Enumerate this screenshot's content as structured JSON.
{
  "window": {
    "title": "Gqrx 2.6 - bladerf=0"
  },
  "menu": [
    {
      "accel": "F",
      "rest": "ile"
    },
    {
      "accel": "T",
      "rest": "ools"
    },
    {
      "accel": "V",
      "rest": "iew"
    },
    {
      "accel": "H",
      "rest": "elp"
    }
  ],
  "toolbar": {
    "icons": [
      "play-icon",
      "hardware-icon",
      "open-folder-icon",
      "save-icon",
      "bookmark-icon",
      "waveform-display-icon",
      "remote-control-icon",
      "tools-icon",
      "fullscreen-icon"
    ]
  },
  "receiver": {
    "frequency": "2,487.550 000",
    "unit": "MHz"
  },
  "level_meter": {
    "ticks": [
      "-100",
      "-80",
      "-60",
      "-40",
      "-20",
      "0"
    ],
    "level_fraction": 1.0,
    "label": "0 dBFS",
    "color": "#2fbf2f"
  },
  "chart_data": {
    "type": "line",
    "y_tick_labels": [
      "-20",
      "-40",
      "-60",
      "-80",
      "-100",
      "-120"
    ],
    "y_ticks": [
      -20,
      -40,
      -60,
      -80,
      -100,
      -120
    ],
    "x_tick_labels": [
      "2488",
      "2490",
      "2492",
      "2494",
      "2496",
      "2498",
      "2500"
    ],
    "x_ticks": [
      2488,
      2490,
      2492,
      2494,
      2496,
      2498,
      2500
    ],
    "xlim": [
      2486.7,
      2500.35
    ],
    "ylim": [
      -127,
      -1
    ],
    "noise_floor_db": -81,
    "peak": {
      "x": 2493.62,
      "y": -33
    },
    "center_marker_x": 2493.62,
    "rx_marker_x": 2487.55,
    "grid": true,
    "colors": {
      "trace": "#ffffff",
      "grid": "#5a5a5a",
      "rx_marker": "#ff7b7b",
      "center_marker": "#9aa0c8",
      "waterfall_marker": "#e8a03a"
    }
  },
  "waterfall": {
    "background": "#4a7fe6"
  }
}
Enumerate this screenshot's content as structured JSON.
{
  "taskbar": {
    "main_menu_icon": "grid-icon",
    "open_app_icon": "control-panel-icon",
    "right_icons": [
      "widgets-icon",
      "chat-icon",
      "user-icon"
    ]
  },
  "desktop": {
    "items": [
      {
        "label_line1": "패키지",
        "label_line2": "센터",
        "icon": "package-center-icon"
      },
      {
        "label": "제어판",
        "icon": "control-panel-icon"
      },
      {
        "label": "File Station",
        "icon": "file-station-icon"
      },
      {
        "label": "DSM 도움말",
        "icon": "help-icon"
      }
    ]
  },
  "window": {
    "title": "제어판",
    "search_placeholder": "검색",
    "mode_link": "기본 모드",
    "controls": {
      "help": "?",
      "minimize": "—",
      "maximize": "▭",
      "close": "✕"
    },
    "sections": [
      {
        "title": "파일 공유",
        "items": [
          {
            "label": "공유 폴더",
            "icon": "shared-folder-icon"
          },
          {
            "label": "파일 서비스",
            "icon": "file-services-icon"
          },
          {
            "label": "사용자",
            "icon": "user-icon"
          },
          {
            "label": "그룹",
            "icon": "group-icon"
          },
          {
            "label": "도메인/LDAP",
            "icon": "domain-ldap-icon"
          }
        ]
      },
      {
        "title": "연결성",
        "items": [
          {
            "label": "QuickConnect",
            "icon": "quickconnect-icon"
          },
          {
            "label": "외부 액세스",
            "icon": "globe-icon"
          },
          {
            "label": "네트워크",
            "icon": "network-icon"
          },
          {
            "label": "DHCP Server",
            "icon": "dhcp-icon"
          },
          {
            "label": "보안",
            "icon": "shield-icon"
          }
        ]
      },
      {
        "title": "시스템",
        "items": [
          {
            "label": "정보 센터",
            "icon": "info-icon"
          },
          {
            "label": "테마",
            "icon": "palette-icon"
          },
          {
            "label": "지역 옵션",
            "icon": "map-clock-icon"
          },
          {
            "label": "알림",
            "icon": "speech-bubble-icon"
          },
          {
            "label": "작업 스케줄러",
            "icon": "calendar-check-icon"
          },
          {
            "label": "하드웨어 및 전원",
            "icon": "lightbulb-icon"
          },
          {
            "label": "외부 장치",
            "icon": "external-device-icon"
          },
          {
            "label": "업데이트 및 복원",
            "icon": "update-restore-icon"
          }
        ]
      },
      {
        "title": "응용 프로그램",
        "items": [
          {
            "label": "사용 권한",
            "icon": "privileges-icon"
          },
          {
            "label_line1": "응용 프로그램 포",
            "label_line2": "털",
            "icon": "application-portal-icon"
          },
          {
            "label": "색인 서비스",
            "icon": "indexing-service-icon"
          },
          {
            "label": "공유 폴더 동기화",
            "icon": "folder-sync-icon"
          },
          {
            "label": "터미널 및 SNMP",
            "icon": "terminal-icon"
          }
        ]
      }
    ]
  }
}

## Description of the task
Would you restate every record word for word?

## Completed exercise
Enumerate this screenshot's content as structured JSON.
{
  "window": {
    "title": "Gqrx 2.6 - bladerf=0"
  },
  "menu": [
    {
      "accel": "F",
      "rest": "ile"
    },
    {
      "accel": "T",
      "rest": "ools"
    },
    {
      "accel": "V",
      "rest": "iew"
    },
    {
      "accel": "H",
      "rest": "elp"
    }
  ],
  "toolbar": {
    "icons": [
      "play-icon",
      "hardware-icon",
      "open-folder-icon",
      "save-icon",
      "bookmark-icon",
      "waveform-display-icon",
      "remote-control-icon",
      "tools-icon",
      "fullscreen-icon"
    ]
  },
  "receiver": {
    "frequency": "2,487.550 000",
    "unit": "MHz"
  },
  "level_meter": {
    "ticks": [
      "-100",
      "-80",
      "-60",
      "-40",
      "-20",
      "0"
    ],
    "level_fraction": 1.0,
    "label": "0 dBFS",
    "color": "#2fbf2f"
  },
  "chart_data": {
    "type": "line",
    "y_tick_labels": [
      "-20",
      "-40",
      "-60",
      "-80",
      "-100",
      "-120"
    ],
    "y_ticks": [
      -20,
      -40,
      -60,
      -80,
      -100,
      -120
    ],
    "x_tick_labels": [
      "2488",
      "2490",
      "2492",
      "2494",
      "2496",
      "2498",
      "2500"
    ],
    "x_ticks": [
      2488,
      2490,
      2492,
      2494,
      2496,
      2498,
      2500
    ],
    "xlim": [
      2486.7,
      2500.35
    ],
    "ylim": [
      -127,
      -1
    ],
    "noise_floor_db": -81,
    "peak": {
      "x": 2493.62,
      "y": -33
    },
    "center_marker_x": 2493.62,
    "rx_marker_x": 2487.55,
    "grid": true,
    "colors": {
      "trace": "#ffffff",
      "grid": "#5a5a5a",
      "rx_marker": "#ff7b7b",
      "center_marker": "#9aa0c8",
      "waterfall_marker": "#e8a03a"
    }
  },
  "waterfall": {
    "background": "#4a7fe6"
  }
}
Enumerate this screenshot's content as structured JSON.
{
  "taskbar": {
    "main_menu_icon": "grid-icon",
    "open_app_icon": "control-panel-icon",
    "right_icons": [
      "widgets-icon",
      "chat-icon",
      "user-icon"
    ]
  },
  "desktop": {
    "items": [
      {
        "label_line1": "패키지",
        "label_line2": "센터",
        "icon": "package-center-icon"
      },
      {
        "label": "제어판",
        "icon": "control-panel-icon"
      },
      {
        "label": "File Station",
        "icon": "file-station-icon"
      },
      {
        "label": "DSM 도움말",
        "icon": "help-icon"
      }
    ]
  },
  "window": {
    "title": "제어판",
    "search_placeholder": "검색",
    "mode_link": "기본 모드",
    "controls": {
      "help": "?",
      "minimize": "—",
      "maximize": "▭",
      "close": "✕"
    },
    "sections": [
      {
        "title": "파일 공유",
        "items": [
          {
            "label": "공유 폴더",
            "icon": "shared-folder-icon"
          },
          {
            "label": "파일 서비스",
            "icon": "file-services-icon"
          },
          {
            "label": "사용자",
            "icon": "user-icon"
          },
          {
            "label": "그룹",
            "icon": "group-icon"
          },
          {
            "label": "도메인/LDAP",
            "icon": "domain-ldap-icon"
          }
        ]
      },
      {
        "title": "연결성",
        "items": [
          {
            "label": "QuickConnect",
            "icon": "quickconnect-icon"
          },
          {
            "label": "외부 액세스",
            "icon": "globe-icon"
          },
          {
            "label": "네트워크",
            "icon": "network-icon"
          },
          {
            "label": "DHCP Server",
            "icon": "dhcp-icon"
          },
          {
            "label": "보안",
            "icon": "shield-icon"
          }
        ]
      },
      {
        "title": "시스템",
        "items": [
          {
            "label": "정보 센터",
            "icon": "info-icon"
          },
          {
            "label": "테마",
            "icon": "palette-icon"
          },
          {
            "label": "지역 옵션",
            "icon": "map-clock-icon"
          },
          {
            "label": "알림",
            "icon": "speech-bubble-icon"
          },
          {
            "label": "작업 스케줄러",
            "icon": "calendar-check-icon"
          },
          {
            "label": "하드웨어 및 전원",
            "icon": "lightbulb-icon"
          },
          {
            "label": "외부 장치",
            "icon": "external-device-icon"
          },
          {
            "label": "업데이트 및 복원",
            "icon": "update-restore-icon"
          }
        ]
      },
      {
        "title": "응용 프로그램",
        "items": [
          {
            "label": "사용 권한",
            "icon": "privileges-icon"
          },
          {
            "label_line1": "응용 프로그램 포",
            "label_line2": "털",
            "icon": "application-portal-icon"
          },
          {
            "label": "색인 서비스",
            "icon": "indexing-service-icon"
          },
          {
            "label": "공유 폴더 동기화",
            "icon": "folder-sync-icon"
          },
          {
            "label": "터미널 및 SNMP",
            "icon": "terminal-icon"
          }
        ]
      }
    ]
  }
}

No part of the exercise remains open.